For Hicksflicks.com, Friday, Oct. 28, 2016

EDITOR’S NOTE: A new Blu-ray special edition of John Carpenter’s ‘The Thing’ has been released by Scream, a distribution arm of the Shout! Factory. Here’s my review for its original release, published in the Deseret News on July 6, 1982. Over the years my feelings about this film have softened. I still find it way over the top but it’s also a genuine chiller that gets better with repeat viewings.

“The Thing” is excellent examples of state-of-the-art special effects, but also represents a perfect example of what can happen to a promising film when effects take over and story and character are shoved in the background.

No one has looked forward to “The Thing” with greater anticipation than I have, since the project was first announced last year.
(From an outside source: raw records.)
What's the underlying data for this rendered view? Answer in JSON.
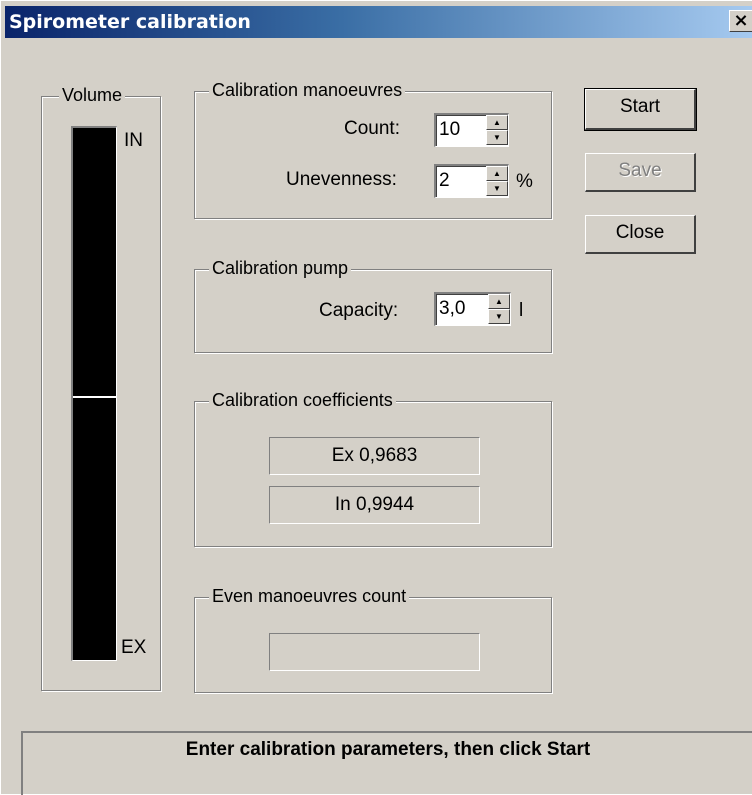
{
  "window": {
    "title": "Spirometer calibration",
    "close_glyph": "×"
  },
  "volume": {
    "legend": "Volume",
    "top_label": "IN",
    "bottom_label": "EX",
    "level_fraction": 0.504
  },
  "manoeuvres": {
    "legend": "Calibration manoeuvres",
    "count_label": "Count:",
    "count_value": "10",
    "unevenness_label": "Unevenness:",
    "unevenness_value": "2",
    "unevenness_unit": "%"
  },
  "pump": {
    "legend": "Calibration pump",
    "capacity_label": "Capacity:",
    "capacity_value": "3,0",
    "capacity_unit": "l"
  },
  "coefficients": {
    "legend": "Calibration coefficients",
    "ex": "Ex  0,9683",
    "in": "In  0,9944"
  },
  "even": {
    "legend": "Even manoeuvres count",
    "value": ""
  },
  "buttons": {
    "start": "Start",
    "save": "Save",
    "close": "Close"
  },
  "status": {
    "text": "Enter calibration parameters, then click Start"
  }
}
The original 1951 Howard Hawks classic is a personal favorite and I have greatly admired John Carpenter’s work ever since I first saw “Halloween” in 1977.

But Carpenter’s version of “The Thing” is, as you may have read elsewhere, all glop and goo. So much so that it’s a fatal mistake.

Carpenter excels at subtlety. Though the clones that followed were generally real gorefests, “Halloween” itself is relatively tame, with most of the violence inferred or occurring in darkness. “The Fog” has virtually no on-screen violence, but rather sound effects off-camera. And though “Escape From New York” has a few violent scenes, it is far from what Carpenter has chosen to do with “The Thing.”

The beginning of Carpenter’s “The Thing” (which opens with the title burning into the screen, an obvious homage to Hawks’ film, which begins the same way) builds in a curious and exciting manner, with the members of an American research team in Antarctica observing a Norwegian helicopter chasing a seemingly innocent sled dog across snow banks.

     

       Kurt Russell doesn't see 'The Thing' behind him.

The Norwegians in the chopper so maniacally pursue the dog, shooting at it blindly, that they eventually cause their own doom. The dog stays at the American station, and begins hanging around the mess hall and the game room.

Our first hint that this film is not to continue in as subtle a manner as it began is when the dog is confined to a cage with the other dogs. The dog suddenly splits open and a wormy, tentacled, slimy creature bursts forth (heavens to “Alien”) and begins taking over one of the other dogs.

From that metamorphosis, the creature takes on several shapes, from skinned half-dog to giant spider to giant pizza with an eye in the middle — and that’s just the beginning.

Further into the show, we get such delights as a steaming, burned hunk of twisted bones and flesh, with a half-melted face; a doctor’s arms are chopped off when his hands go through another man’s chest; a man’s head stretches off his body in a bizarre variation of a taffy pull, then it lashes out with a tentacled tongue and eventually sprouts spider legs to walk away.

You may not want to purchase a treat from the snack bar before viewing this film.

     

Utah actor Wilford Brimley (billed as A. Wilford Brimley), 'The Thing'

Carpenter does conjure up some genuine scares – there are a couple of real jolts – but by the end of this picture we don’t much care. None of the characters are developed enough so that we understand or care about them, and that’s especially a problem with Kurt Russell as the hero. But it’s also rather sad, considering the number of fine actors there are here in other roles (Salt Lake’s own A. Wilford Brimley plays the most interesting character, and it’s a genuine shame to see it so underdeveloped).

It’s one thing to focus on special effects that are fascinating or even thrilling — but most here are merely repulsive. What good is an art form that just causes people to turn away?

It should also be mentioned that though “Alien” and “Invasion of the Body Snatchers” owe a debt to the original “The Thing” — and its basis in print, “Who Goes There?” by John W. Campbell Jr. — this new “Thing” seems overly derivative.

There is an excellent music score, an eerie series of electronic movements by Ennio Morricone (“The Good, the Bad and the Ugly”).

“The Thing” is rated R for obvious reasons (and some gratuitous profanity).